Give every line from the entries that contains "description".

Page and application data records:

::::

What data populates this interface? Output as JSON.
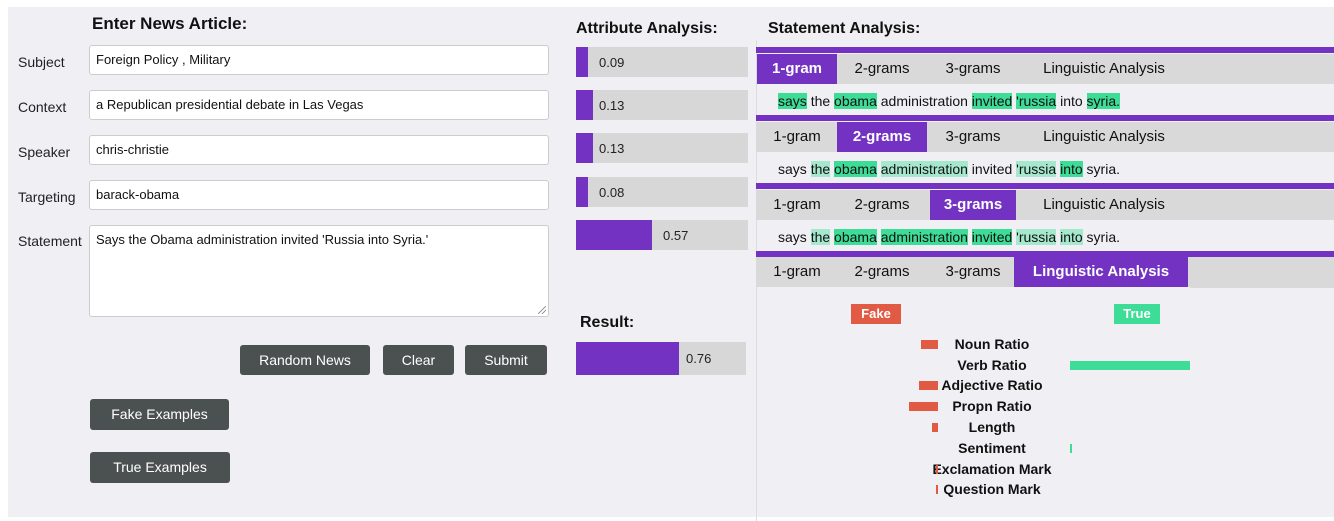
{
  "form": {
    "heading": "Enter News Article:",
    "subject_label": "Subject",
    "subject_value": "Foreign Policy , Military",
    "context_label": "Context",
    "context_value": "a Republican presidential debate in Las Vegas",
    "speaker_label": "Speaker",
    "speaker_value": "chris-christie",
    "targeting_label": "Targeting",
    "targeting_value": "barack-obama",
    "statement_label": "Statement",
    "statement_value": "Says the Obama administration invited 'Russia into Syria.'",
    "random_label": "Random News",
    "clear_label": "Clear",
    "submit_label": "Submit",
    "fake_examples_label": "Fake Examples",
    "true_examples_label": "True Examples"
  },
  "attribute": {
    "heading": "Attribute Analysis:",
    "items": [
      {
        "value": "0.09",
        "level": 0.09
      },
      {
        "value": "0.13",
        "level": 0.13
      },
      {
        "value": "0.13",
        "level": 0.13
      },
      {
        "value": "0.08",
        "level": 0.08
      },
      {
        "value": "0.57",
        "level": 0.57
      }
    ],
    "colors": {
      "fill": "#7432c2",
      "track": "#d7d7d7"
    }
  },
  "result": {
    "heading": "Result:",
    "value": "0.76",
    "level": 0.76
  },
  "statement": {
    "heading": "Statement Analysis:",
    "tabs": [
      "1-gram",
      "2-grams",
      "3-grams",
      "Linguistic Analysis"
    ],
    "sentence_words": [
      "says",
      "the",
      "obama",
      "administration",
      "invited",
      "'russia",
      "into",
      "syria."
    ]
  },
  "linguistic": {
    "fake_label": "Fake",
    "true_label": "True",
    "colors": {
      "fake": "#e05a44",
      "true": "#3ddc97"
    },
    "features": [
      {
        "label": "Noun Ratio",
        "fake": 0.14,
        "true": 0
      },
      {
        "label": "Verb Ratio",
        "fake": 0,
        "true": 1.0
      },
      {
        "label": "Adjective Ratio",
        "fake": 0.16,
        "true": 0
      },
      {
        "label": "Propn Ratio",
        "fake": 0.24,
        "true": 0
      },
      {
        "label": "Length",
        "fake": 0.05,
        "true": 0
      },
      {
        "label": "Sentiment",
        "fake": 0,
        "true": 0.02
      },
      {
        "label": "Exclamation Mark",
        "fake": 0.01,
        "true": 0
      },
      {
        "label": "Question Mark",
        "fake": 0.01,
        "true": 0
      }
    ]
  }
}
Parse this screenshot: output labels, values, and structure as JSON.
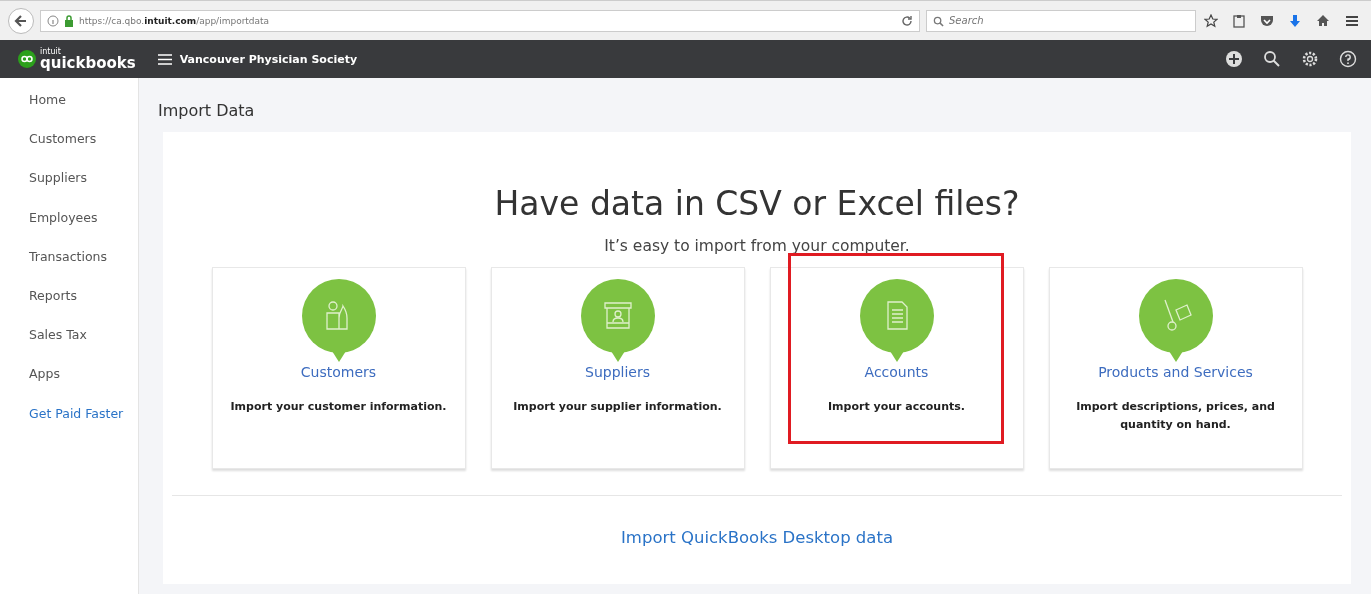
{
  "browser": {
    "url": "https://ca.qbo.**intuit.com**/app/importdata",
    "search": {
      "placeholder": "Search"
    }
  },
  "header": {
    "logo_small": "intuit",
    "logo": "quickbooks",
    "company": "Vancouver Physician Society"
  },
  "sidebar": {
    "items": [
      {
        "label": "Home",
        "kind": "nav"
      },
      {
        "label": "Customers",
        "kind": "nav"
      },
      {
        "label": "Suppliers",
        "kind": "nav"
      },
      {
        "label": "Employees",
        "kind": "nav"
      },
      {
        "label": "Transactions",
        "kind": "nav"
      },
      {
        "label": "Reports",
        "kind": "nav"
      },
      {
        "label": "Sales Tax",
        "kind": "nav"
      },
      {
        "label": "Apps",
        "kind": "nav"
      },
      {
        "label": "Get Paid Faster",
        "kind": "link"
      }
    ]
  },
  "page_title": "Import Data",
  "heading": "Have data in CSV or Excel files?",
  "subheading": "It’s easy to import from your computer.",
  "cards": [
    {
      "kind": "customers",
      "title": "Customers",
      "description": "Import your customer information.",
      "highlighted": false
    },
    {
      "kind": "suppliers",
      "title": "Suppliers",
      "description": "Import your supplier information.",
      "highlighted": false
    },
    {
      "kind": "accounts",
      "title": "Accounts",
      "description": "Import your accounts.",
      "highlighted": true
    },
    {
      "kind": "products",
      "title": "Products and Services",
      "description": "Import descriptions, prices, and quantity on hand.",
      "highlighted": false
    }
  ],
  "desktop_link": "Import QuickBooks Desktop data"
}
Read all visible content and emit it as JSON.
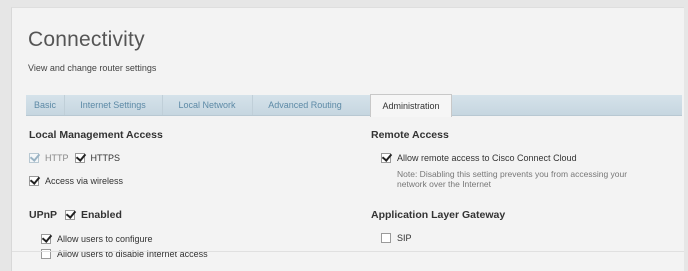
{
  "page": {
    "title": "Connectivity",
    "subtitle": "View and change router settings"
  },
  "tabs": [
    {
      "label": "Basic",
      "active": false
    },
    {
      "label": "Internet Settings",
      "active": false
    },
    {
      "label": "Local Network",
      "active": false
    },
    {
      "label": "Advanced Routing",
      "active": false
    },
    {
      "label": "Administration",
      "active": true
    }
  ],
  "local_management": {
    "heading": "Local Management Access",
    "http": {
      "label": "HTTP",
      "checked": true,
      "disabled": true
    },
    "https": {
      "label": "HTTPS",
      "checked": true
    },
    "wireless": {
      "label": "Access via wireless",
      "checked": true
    }
  },
  "upnp": {
    "heading": "UPnP",
    "enabled": {
      "label": "Enabled",
      "checked": true
    },
    "allow_configure": {
      "label": "Allow users to configure",
      "checked": true
    },
    "allow_disable": {
      "label": "Allow users to disable Internet access",
      "checked": false
    }
  },
  "remote_access": {
    "heading": "Remote Access",
    "allow": {
      "label": "Allow remote access to Cisco Connect Cloud",
      "checked": true
    },
    "note_line1": "Note: Disabling this setting prevents you from accessing your",
    "note_line2": "network over the Internet"
  },
  "alg": {
    "heading": "Application Layer Gateway",
    "sip": {
      "label": "SIP",
      "checked": false
    }
  },
  "colors": {
    "tab_text": "#5d8aa6",
    "tabbar": "#c6d6e0",
    "panel": "#f3f3f3"
  }
}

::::

▸ **ANSWER BOX**
      "description": "Import your customer information.",
      "description": "Import your supplier information.",
      "description": "Import your accounts.",
      "description": "Import descriptions, prices, and quantity on hand.",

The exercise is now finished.